Under the California Automotive Consumer Notification Act, a manufacturer buyback must have a decal visibly affixed, indicating the car’s lemon status. The sticker is required to be placed on the left door frame of the car, or on the main point of entry for other vehicles such as motor homes. Additionally, the manufacturer must register the vehicle in its name and request that the DMV indicate the car is a “Lemon Law Buyback” in both the title and registration certificate.
An auto dealership has specific obligations, as well. If you inquire whether a vehicle was a manufacturer buyback, an auto dealer must truthfully disclose its status. By law, the dealership is required to provide you with a written disclosure, to be signed, informing you that a car has a lemon history. The disclosure statement must indicate the type of defect reported and the repairs made to correct the nonconformity.
Just because a vehicle is a manufacturer buyback doesn’t necessarily mean it’s not fit to drive — but it’s crucial to do your diligence. Depending on whether the defect that made the car a lemon has been fully repaired, a buyback can offer significant value and suit your specific needs and budget. If you’re considering purchasing a buyback, you should do thorough research on the particular vehicle you’re considering — before spending your money.
In deciding whether a manufacturer buyback is a good option for you, make sure to review the vehicle’s lemon history to determine what the defect was and what repairs were made to fix it. In some cases, a vehicle labeled as a lemon may be safe and reliable. For instance, if the car was in the shop for thirty days — and the nonconformity was fully corrected on the thirty-first day — it must still be labeled a lemon by law.
If the defect was minor, or the problem was resolved by replacing a faulty part, a buyback can be a cost-effective option. However, if the nonconformity involved the steering or brake system, transmission, engine, or another component that could cause potential safety issues, it might be best to avoid purchasing that particular vehicle. If a defect can continually cause issues, you may end up going back to the dealership for a never-ending series of repairs. It’s always best to test drive a vehicle before purchasing it to determine whether there are any obvious problems.
If you bought a vehicle that fails to conform to its warranty, you may be entitled to certain remedies under the lemon law. Additionally, there are specific laws that protect consumers who unknowingly purchased a vehicle with a lemon history that wasn’t disclosed by the dealership. A skilled California Lemon Law attorney can help ensure your rights are protected and advise you of your legal remedies. However, it’s important to understand that you only have four years from the date you discovered the car’s defect to file a case under the lemon law in California.

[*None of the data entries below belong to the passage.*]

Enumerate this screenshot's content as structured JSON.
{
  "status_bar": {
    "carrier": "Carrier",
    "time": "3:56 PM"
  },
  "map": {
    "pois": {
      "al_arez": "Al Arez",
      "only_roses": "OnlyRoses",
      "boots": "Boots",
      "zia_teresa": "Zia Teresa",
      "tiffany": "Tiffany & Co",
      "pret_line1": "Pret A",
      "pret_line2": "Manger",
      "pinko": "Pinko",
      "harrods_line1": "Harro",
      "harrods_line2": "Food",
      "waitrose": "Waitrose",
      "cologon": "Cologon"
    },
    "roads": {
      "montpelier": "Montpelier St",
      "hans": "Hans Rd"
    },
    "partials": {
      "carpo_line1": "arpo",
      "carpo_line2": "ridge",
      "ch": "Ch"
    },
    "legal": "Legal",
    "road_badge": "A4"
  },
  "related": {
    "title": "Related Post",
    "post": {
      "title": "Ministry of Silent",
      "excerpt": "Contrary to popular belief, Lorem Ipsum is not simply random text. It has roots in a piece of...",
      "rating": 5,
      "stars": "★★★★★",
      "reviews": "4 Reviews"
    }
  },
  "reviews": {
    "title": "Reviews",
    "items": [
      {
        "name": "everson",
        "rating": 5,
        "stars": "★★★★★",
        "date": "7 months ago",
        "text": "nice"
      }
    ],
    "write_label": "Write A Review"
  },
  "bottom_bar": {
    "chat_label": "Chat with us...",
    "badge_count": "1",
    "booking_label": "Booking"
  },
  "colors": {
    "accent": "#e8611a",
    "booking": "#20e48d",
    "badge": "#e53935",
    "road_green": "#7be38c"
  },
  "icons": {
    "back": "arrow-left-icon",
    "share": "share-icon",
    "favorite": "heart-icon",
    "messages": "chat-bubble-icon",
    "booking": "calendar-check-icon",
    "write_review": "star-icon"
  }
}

The Ledbetter Law Firm helps people in Southern California who have experienced lemon law issues with their vehicles obtain a vehicle replacement or the refund that they deserve. With offices conveniently located in San Diego and Torrance, California, telephone and video conferencing options are also available. Call (619) 374-0252 to schedule a consultation with a California Lemon Law attorney today.